When you feed your baby, be it from a bottle or your breast, you give a pacifier, or you share something that’s been in your own mouth - like a spoon with baby food for example - you must make sure everything is clean. Bacteria is what leads to dental problems as well as illnesses. Sanitize all teething toys, pacifiers, bottles, and anything you plan on putting in your baby’s mouth. It’s not just about the germs, but the AAPD warns that infections are much more likely if you’re not vigilant, and yes, they can affect the gums too.
Baby Those Baby Teeth
That first tooth poking out of the gums is a milestone. Once it happens, get a soft-bristled toothbrush designed for babies and baby-safe toothpaste without fluoride. These will require no spitting and are safe if swallowed. No need to put tons of it on there, just make a habit of brushing those baby teeth twice a day. Yes, baby teeth will fall out eventually, but you don’t want them to fall out prematurely and lead to larger dental issues down the road.
See The Dentist
It’s recommended that you take your baby to the dentist by his first birthday. One that specializes in paediatric dentistry is always best as they are specially trained to work with children. The dentist can also make sure you’re taking proper care of those tiny teeth.
Proper infant oral care may seem tedious, but it will eliminate many oral health problems as your baby grows into a toddler and onward. Plus, when you establish this healthy habit early on, your child will be much more likely to practice their own good oral hygiene every day without you having to beg or plead.
About The Author:

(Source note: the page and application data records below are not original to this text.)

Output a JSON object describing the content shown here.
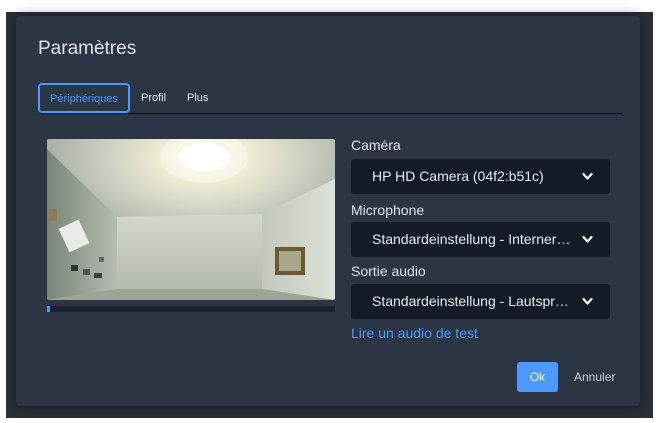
{
  "dialog": {
    "title": "Paramètres",
    "tabs": [
      {
        "label": "Périphériques",
        "active": true
      },
      {
        "label": "Profil",
        "active": false
      },
      {
        "label": "Plus",
        "active": false
      }
    ]
  },
  "devices": {
    "camera": {
      "label": "Caméra",
      "value": "HP HD Camera (04f2:b51c)"
    },
    "microphone": {
      "label": "Microphone",
      "value": "Standardeinstellung - Interner Mikrofonarray"
    },
    "audio_output": {
      "label": "Sortie audio",
      "value": "Standardeinstellung - Lautsprecher"
    },
    "test_audio_link": "Lire un audio de test",
    "mic_level": 0.01
  },
  "actions": {
    "ok": "Ok",
    "cancel": "Annuler"
  },
  "colors": {
    "accent": "#4c9aff",
    "dialog_bg": "#2c3544",
    "select_bg": "#141a26"
  },
  "icons": {
    "select_chevron": "chevron-down-icon"
  }
}
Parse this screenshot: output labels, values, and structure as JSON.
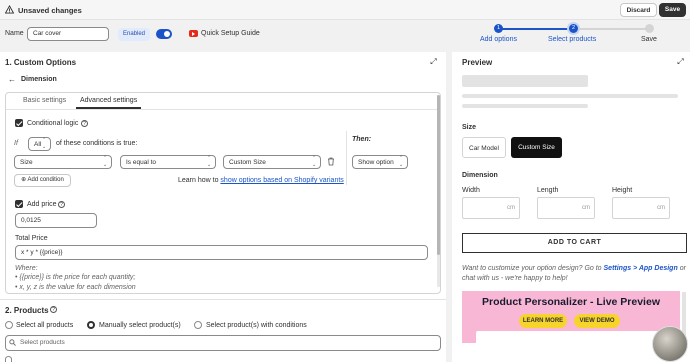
{
  "topbar": {
    "title": "Unsaved changes",
    "discard": "Discard",
    "save": "Save"
  },
  "namebar": {
    "label": "Name",
    "value": "Car cover",
    "status": "Enabled",
    "quick_setup": "Quick Setup Guide"
  },
  "steps": [
    {
      "num": "1",
      "label": "Add options",
      "state": "done"
    },
    {
      "num": "2",
      "label": "Select products",
      "state": "current"
    },
    {
      "num": "3",
      "label": "Save",
      "state": "todo"
    }
  ],
  "custom_options": {
    "heading": "1. Custom Options",
    "back_label": "Dimension",
    "tabs": [
      "Basic settings",
      "Advanced settings"
    ],
    "conditional_logic": "Conditional logic",
    "if_label": "If",
    "match_value": "All",
    "match_suffix": "of these conditions is true:",
    "then_label": "Then:",
    "condition": {
      "field": "Size",
      "operator": "Is equal to",
      "value": "Custom Size"
    },
    "then_value": "Show option",
    "add_condition": "Add condition",
    "learn_prefix": "Learn how to ",
    "learn_link": "show options based on Shopify variants",
    "add_price": "Add price",
    "price_value": "0,0125",
    "total_price_label": "Total Price",
    "total_price_value": "x * y * {{price}}",
    "where_label": "Where:",
    "notes": [
      "{{price}} is the price for each quantity;",
      "x, y, z is the value for each dimension"
    ]
  },
  "products": {
    "heading": "2. Products",
    "radios": [
      "Select all products",
      "Manually select product(s)",
      "Select product(s) with conditions"
    ],
    "selected_index": 1,
    "search_placeholder": "Select products"
  },
  "preview": {
    "heading": "Preview",
    "size_label": "Size",
    "size_options": [
      "Car Model",
      "Custom Size"
    ],
    "size_selected": "Custom Size",
    "dimension_label": "Dimension",
    "dims": [
      {
        "label": "Width",
        "unit": "cm"
      },
      {
        "label": "Length",
        "unit": "cm"
      },
      {
        "label": "Height",
        "unit": "cm"
      }
    ],
    "add_to_cart": "ADD TO CART",
    "customize_prefix": "Want to customize your option design? Go to ",
    "customize_link": "Settings > App Design",
    "customize_suffix": " or chat with us - we're happy to help!",
    "banner_title": "Product Personalizer - Live Preview",
    "banner_learn": "LEARN MORE",
    "banner_demo": "VIEW DEMO"
  },
  "colors": {
    "accent": "#1a54c8",
    "dark": "#303030",
    "banner": "#f8b8d5",
    "banner_button": "#f6d42c"
  }
}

Jennifer Raskin is a freelance writer, wife and mom that loves cold weather despite her location in Florida, cooking, reading, watching ‘80s movies, weight-lifting, and wine tasting.